Poker is a card game that can be played by two or more players. There are many variants of the game, but all involve betting and a single person winning the “pot” by having the highest hand. The game is played from a standard pack of 52 cards (although some games add extra cards or jokers). Cards are ranked from high to low: Ace, King, Queen, Jack, 10, 5, 8, 7, 6, 3 and 2. Each player has two cards that only they can see. The first card is called your hole card. Cards are dealt face-up or face-down, depending on the game.

To start a hand, each player must put in a forced bet, known as an ante or blind bet. The player to their right then cuts, and the dealer shuffles and deals the cards to each player one at a time, starting with the player to their left. Each player’s hands may develop differently over the course of a hand, and they can be placed in the pot or folded.

When it comes to betting, the higher your hand, the more you can raise and force weaker hands out of the pot. This is a big part of the game, and it’s essential to learn how to bet correctly. If you don’t have a strong hand, it’s better to check and fold than continue betting money at a bad hand.
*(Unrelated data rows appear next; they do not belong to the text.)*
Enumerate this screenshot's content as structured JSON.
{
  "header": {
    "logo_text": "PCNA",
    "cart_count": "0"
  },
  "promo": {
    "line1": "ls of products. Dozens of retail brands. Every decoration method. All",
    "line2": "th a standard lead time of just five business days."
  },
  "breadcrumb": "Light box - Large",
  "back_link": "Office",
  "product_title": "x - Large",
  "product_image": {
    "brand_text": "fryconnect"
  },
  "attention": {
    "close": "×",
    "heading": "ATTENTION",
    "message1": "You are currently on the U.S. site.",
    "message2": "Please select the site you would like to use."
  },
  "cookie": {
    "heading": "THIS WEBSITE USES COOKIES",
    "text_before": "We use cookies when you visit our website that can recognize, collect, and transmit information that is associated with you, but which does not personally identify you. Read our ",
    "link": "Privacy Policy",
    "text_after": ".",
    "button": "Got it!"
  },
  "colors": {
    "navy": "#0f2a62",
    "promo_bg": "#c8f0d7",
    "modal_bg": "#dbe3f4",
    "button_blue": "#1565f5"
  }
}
In most poker games, a pot is created when players place bets into the middle of the table. Players must either call or raise the bet if they want to stay in the hand. If they don’t, they must fold their hand and are out of the round.

There are various rules governing how many chips a player can raise in a given time, and some games require that bets be raised in increments of a certain number of chips. For example, a player might raise in increments of ten chips.

As with all gambling games, it’s important to play only with money that you can afford to lose. You should set a bankroll before beginning to gamble, and stick to it. Tracking your wins and losses will help you understand how much you’re winning or losing in the long run. In the beginning, it’s best to only gamble with small amounts until you get a feel for how the game works and the mathematical calculations involved. Over time, these will become second nature and you’ll gain a natural intuition for them. This is how you will be able to make more informed decisions when the game is on the line. This will also give you an advantage over the players who aren’t paying attention or don’t know the basic rules of poker. This will allow you to win more money and improve your poker skills. So go out and get some practice! You won’t regret it. Unless you’re an egomaniac, then you will just regret it.